By Sarah Ferris - 10/02/14 06:29 PM EDT
Sen. Ted CruzTed CruzO'Malley gives Trump a nickname: 'Chicken Donald' Va. GOP delegate files lawsuit over bound convention votes Our most toxic export: American politick MORE (R-Texas) is demanding more details on the Federal Aviation Administration’s strategy to contain Ebola amid mounting public concerns about the disease’s spread through air travel.
Blasting the Obama administration’s “unclear approach to addressing the threat of the Ebola virus,” Cruz said people should know how the top U.S. travel officials are protecting them from Ebola on airlines.
Cruz highlighted travel restrictions enacted by several other countries and asked whether the FAA plans to limit or suspend flights. He also asked for more details about how airline workers are trained to recognize symptoms of the disease.
He said passengers’ safety was particularly important “in light of upcoming holiday travel season.”
More than a dozen African countries have enacted some type of limitation on entry from Ebola-affected areas, and seven countries have banned flights from those areas, according to the International SOS Foundation. Some of the world’s largest airlines have also suspended travel, including British Airways, Korean Air and Emirates Airlines.
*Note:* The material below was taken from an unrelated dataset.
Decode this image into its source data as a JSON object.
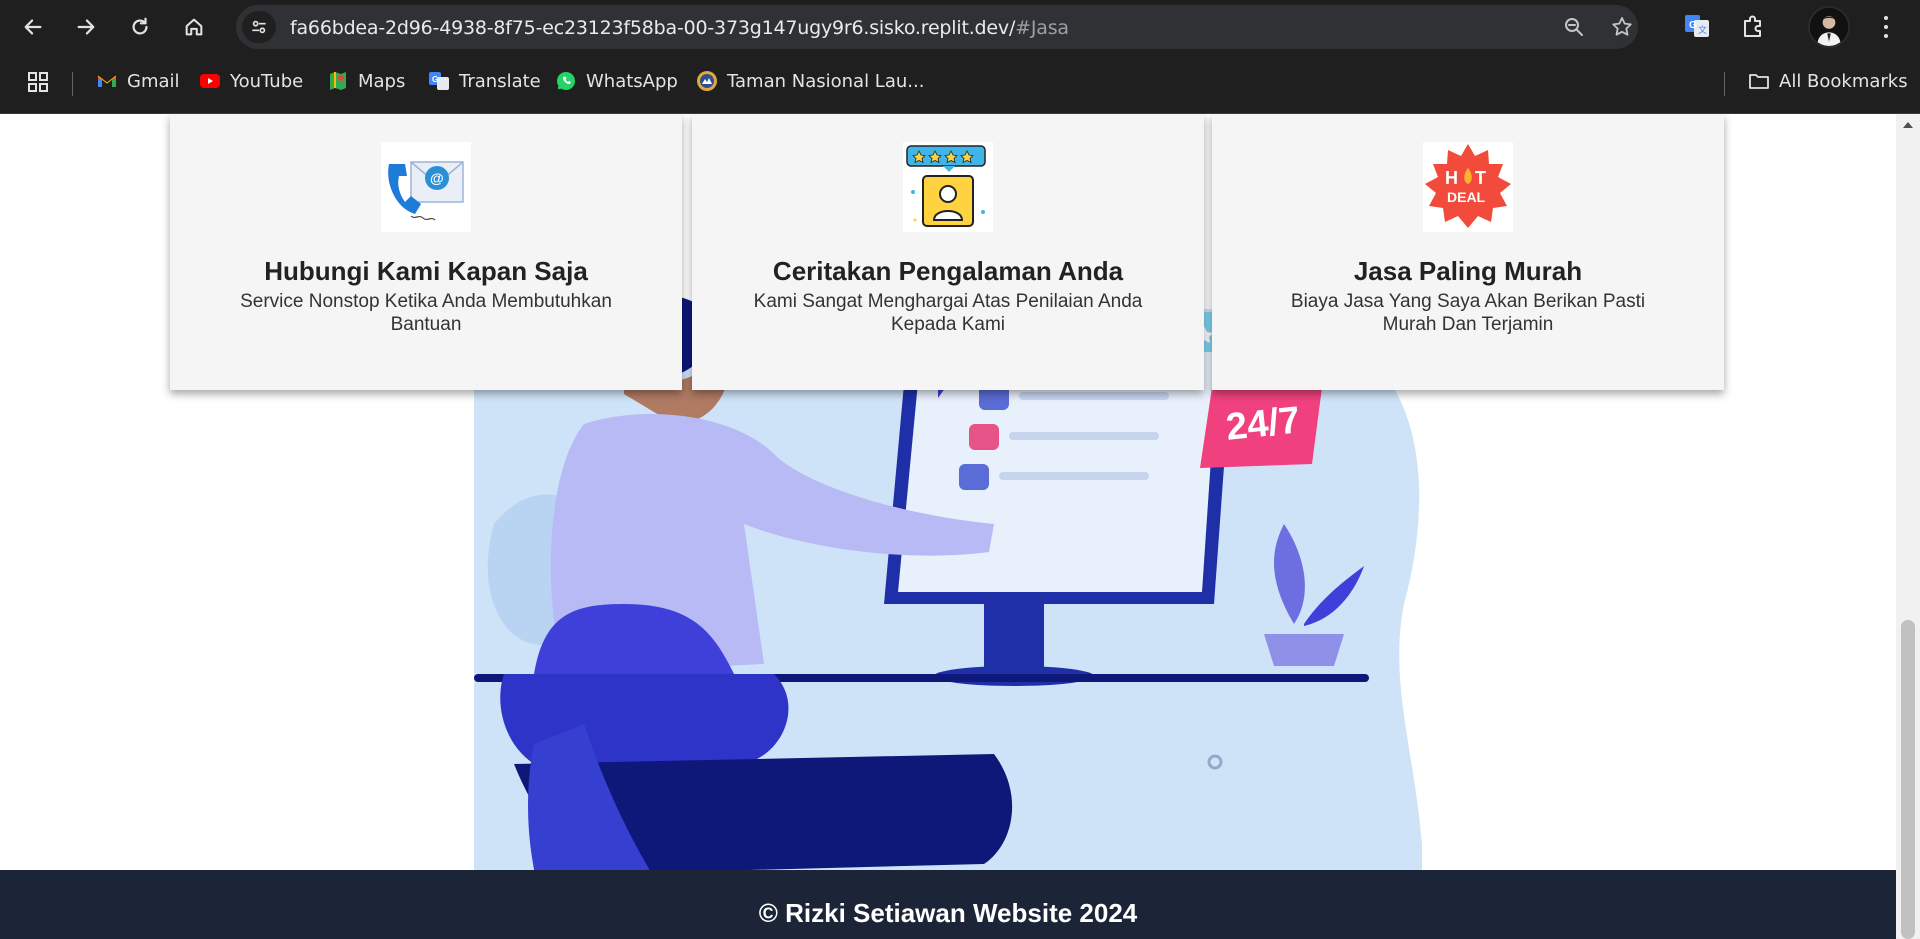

Officials from the Centers for the Disease Control and Prevention (CDC) and the World Health Organization have maintained that limiting air travel would harm the global response to Ebola and place unneeded burdens on already strained nations.
“We do not shut our borders to countries affected by Ebola,” CDC Director Tom Frieden said Thursday. He pointed to the U.S. response to pandemics like SARS and the H1N1 flu, in which the country’s borders also remained open.
Airport staff, assisted by the CDC, are already on high alert for infected passengers.
The White House has said it will not impose travel restrictions and the FAA has said it will follow guidance by the administration.
Lawmakers' calls for a travel ban to West African countries intensified Thursday, when Liberian officials claimed that the man who brought Ebola to the U.S. had falsified travel documents. They said the man had been in contact with an Ebola-infected person days before boarding a flight to Dallas, but lied on a form.
Republican Senate candidate Thom Tillis, who currently serves as state Speaker in north Carolina, said the Obama administration should “immediately” ban travel from Liberia, Sierra Leone and Guinea — the three countries worst affected.
“It makes absolutely no sense to risk more cases of Ebola in the United States by continuing to allow travel from Ebola-inflicted countries. It’s time for Washington to take action to protect the American people,” Tillis wrote in a statement Thursday.